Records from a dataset
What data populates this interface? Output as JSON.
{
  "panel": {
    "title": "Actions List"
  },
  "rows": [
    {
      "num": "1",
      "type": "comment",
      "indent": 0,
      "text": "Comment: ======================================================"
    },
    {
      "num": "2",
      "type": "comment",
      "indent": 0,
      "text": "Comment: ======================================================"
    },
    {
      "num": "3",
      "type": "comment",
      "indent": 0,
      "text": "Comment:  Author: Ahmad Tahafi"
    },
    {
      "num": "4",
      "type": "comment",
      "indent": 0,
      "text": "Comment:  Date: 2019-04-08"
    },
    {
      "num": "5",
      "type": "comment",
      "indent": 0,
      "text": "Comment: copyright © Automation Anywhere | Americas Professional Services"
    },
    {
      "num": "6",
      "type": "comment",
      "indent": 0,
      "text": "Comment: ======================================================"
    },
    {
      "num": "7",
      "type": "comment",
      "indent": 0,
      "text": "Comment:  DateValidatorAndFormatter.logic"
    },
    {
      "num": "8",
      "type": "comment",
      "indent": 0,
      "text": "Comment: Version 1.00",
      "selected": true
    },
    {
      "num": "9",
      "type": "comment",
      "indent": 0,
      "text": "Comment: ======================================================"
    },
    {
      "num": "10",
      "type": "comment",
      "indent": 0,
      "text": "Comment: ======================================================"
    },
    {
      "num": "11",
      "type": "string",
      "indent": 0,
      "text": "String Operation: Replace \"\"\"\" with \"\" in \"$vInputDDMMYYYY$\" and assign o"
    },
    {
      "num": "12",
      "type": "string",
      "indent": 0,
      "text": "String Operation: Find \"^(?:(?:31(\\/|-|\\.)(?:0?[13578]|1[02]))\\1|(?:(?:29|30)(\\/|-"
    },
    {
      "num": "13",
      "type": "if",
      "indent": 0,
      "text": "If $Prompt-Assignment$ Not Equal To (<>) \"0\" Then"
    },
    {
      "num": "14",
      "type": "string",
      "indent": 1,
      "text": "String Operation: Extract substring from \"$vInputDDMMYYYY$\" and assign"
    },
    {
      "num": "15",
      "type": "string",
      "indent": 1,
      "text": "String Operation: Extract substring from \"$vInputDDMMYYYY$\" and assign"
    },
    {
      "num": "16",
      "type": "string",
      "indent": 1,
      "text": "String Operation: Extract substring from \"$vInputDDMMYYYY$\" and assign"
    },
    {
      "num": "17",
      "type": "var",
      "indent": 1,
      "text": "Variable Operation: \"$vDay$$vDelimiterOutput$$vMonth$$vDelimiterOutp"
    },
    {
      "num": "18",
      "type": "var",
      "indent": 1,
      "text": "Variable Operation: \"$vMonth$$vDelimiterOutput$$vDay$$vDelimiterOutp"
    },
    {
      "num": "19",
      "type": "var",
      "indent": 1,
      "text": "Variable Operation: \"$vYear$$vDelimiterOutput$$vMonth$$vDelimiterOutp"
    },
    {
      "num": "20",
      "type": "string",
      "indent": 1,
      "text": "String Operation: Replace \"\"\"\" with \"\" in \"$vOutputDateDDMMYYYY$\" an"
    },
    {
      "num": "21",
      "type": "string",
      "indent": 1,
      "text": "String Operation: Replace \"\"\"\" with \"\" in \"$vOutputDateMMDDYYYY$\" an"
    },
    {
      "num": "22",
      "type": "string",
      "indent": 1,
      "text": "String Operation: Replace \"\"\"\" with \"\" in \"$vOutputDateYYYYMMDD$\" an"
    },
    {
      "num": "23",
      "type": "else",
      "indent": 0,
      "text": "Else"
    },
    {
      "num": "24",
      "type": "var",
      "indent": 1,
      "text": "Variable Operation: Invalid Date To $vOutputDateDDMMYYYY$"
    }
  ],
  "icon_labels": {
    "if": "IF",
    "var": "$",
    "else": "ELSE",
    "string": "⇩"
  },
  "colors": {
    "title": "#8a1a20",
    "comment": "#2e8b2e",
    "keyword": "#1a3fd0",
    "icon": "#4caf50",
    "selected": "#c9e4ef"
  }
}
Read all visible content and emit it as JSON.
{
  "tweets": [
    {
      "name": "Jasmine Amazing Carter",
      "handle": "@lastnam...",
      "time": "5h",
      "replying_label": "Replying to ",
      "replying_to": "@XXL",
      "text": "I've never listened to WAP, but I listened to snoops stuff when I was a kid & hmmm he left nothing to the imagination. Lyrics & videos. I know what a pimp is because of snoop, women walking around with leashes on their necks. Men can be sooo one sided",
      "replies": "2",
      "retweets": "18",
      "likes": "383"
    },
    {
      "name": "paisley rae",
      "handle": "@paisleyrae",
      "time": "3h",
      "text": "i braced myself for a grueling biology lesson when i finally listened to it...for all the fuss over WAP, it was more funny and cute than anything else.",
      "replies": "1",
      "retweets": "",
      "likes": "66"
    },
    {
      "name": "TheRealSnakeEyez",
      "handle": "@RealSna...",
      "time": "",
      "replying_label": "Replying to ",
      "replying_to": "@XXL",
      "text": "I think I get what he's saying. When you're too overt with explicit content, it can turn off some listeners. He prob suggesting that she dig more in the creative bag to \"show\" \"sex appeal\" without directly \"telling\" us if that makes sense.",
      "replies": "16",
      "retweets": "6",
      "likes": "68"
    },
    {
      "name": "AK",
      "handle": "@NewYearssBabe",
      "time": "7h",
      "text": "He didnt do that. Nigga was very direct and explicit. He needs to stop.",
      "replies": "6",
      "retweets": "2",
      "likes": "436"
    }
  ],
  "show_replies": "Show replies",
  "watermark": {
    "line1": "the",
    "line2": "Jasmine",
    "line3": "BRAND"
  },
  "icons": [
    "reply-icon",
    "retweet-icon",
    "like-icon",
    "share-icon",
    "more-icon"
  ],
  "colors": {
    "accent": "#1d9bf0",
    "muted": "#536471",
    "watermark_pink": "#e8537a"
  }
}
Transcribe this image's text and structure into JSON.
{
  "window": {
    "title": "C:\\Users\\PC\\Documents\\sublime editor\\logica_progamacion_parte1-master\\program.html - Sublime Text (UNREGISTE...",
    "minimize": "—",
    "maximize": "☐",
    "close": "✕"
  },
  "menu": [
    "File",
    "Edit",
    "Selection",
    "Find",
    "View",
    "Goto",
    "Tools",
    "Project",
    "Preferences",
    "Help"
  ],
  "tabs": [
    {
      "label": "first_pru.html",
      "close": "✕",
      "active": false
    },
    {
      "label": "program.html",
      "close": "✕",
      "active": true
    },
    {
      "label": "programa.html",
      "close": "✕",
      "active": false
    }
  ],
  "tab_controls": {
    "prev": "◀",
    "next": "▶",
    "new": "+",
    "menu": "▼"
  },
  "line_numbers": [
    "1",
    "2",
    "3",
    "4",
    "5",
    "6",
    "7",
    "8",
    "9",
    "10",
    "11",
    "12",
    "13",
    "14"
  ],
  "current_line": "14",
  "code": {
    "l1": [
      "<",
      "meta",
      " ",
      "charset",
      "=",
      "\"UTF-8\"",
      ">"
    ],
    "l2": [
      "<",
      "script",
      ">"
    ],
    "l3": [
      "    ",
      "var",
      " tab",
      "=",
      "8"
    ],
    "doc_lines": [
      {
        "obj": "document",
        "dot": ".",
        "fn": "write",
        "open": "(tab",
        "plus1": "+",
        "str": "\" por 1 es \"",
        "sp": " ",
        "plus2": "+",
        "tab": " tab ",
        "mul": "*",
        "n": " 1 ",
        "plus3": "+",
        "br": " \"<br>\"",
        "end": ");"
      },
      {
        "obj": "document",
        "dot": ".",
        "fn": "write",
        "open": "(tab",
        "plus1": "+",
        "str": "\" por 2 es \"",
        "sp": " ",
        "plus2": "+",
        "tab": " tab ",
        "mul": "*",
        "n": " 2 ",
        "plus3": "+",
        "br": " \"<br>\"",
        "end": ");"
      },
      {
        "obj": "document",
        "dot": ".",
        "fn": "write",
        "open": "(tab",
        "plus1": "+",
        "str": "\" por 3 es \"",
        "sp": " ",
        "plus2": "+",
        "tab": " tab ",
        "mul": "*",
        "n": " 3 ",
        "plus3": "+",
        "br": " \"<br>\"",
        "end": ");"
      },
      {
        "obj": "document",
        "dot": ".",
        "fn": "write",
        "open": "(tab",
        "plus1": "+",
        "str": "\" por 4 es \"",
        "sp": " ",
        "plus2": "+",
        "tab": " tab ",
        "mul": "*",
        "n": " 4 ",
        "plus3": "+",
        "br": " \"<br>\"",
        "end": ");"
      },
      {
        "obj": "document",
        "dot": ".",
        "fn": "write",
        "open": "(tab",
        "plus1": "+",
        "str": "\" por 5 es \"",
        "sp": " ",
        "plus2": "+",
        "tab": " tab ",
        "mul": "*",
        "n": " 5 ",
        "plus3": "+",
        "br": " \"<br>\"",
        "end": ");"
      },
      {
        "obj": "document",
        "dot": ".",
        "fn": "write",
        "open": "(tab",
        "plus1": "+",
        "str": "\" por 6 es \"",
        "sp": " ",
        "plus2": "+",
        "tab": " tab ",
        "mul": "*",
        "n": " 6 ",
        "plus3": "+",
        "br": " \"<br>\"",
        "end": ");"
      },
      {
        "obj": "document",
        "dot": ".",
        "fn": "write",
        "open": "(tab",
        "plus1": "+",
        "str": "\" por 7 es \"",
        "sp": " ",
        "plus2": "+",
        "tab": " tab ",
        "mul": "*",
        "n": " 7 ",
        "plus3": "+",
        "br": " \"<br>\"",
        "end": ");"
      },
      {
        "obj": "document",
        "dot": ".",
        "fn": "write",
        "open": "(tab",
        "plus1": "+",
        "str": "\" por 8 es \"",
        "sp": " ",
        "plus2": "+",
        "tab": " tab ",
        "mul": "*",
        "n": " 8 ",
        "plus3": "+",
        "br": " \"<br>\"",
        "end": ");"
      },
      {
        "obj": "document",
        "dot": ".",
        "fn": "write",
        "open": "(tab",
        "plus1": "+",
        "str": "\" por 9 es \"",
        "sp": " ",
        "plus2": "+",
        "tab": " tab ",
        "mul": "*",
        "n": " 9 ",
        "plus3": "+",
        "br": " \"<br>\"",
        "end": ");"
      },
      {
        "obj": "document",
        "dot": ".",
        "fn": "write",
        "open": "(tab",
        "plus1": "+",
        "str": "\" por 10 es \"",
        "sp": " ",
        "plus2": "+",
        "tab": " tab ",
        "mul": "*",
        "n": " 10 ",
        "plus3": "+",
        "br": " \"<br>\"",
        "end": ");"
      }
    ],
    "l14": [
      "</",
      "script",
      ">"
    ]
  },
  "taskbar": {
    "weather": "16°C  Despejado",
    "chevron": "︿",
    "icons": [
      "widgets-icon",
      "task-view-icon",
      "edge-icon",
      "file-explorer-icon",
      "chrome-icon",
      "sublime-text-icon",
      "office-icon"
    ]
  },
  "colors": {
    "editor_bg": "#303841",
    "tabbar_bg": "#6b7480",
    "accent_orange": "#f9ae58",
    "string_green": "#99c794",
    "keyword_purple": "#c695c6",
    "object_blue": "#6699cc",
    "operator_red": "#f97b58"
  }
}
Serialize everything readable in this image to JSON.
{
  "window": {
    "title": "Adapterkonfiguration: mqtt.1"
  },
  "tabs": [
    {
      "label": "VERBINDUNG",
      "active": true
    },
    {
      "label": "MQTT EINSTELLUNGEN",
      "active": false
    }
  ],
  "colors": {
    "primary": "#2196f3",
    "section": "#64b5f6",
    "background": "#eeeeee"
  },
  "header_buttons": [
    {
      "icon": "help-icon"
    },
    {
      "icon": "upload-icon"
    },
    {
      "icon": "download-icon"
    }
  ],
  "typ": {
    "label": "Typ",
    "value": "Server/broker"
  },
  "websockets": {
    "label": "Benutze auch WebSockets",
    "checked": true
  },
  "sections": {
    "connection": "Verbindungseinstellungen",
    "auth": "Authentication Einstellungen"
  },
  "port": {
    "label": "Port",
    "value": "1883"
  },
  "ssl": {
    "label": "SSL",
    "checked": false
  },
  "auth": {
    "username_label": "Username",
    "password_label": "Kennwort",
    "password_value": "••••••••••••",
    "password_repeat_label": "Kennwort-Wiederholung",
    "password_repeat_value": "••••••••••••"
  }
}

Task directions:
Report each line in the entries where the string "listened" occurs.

Result of the task:
      "text": "I've never listened to WAP, but I listened to snoops stuff when I was a kid & hmmm he left nothing to the imagination. Lyrics & videos. I know what a pimp is because of snoop, women walking around with leashes on their necks. Men can be sooo one sided",
      "text": "i braced myself for a grueling biology lesson when i finally listened to it...for all the fuss over WAP, it was more funny and cute than anything else.",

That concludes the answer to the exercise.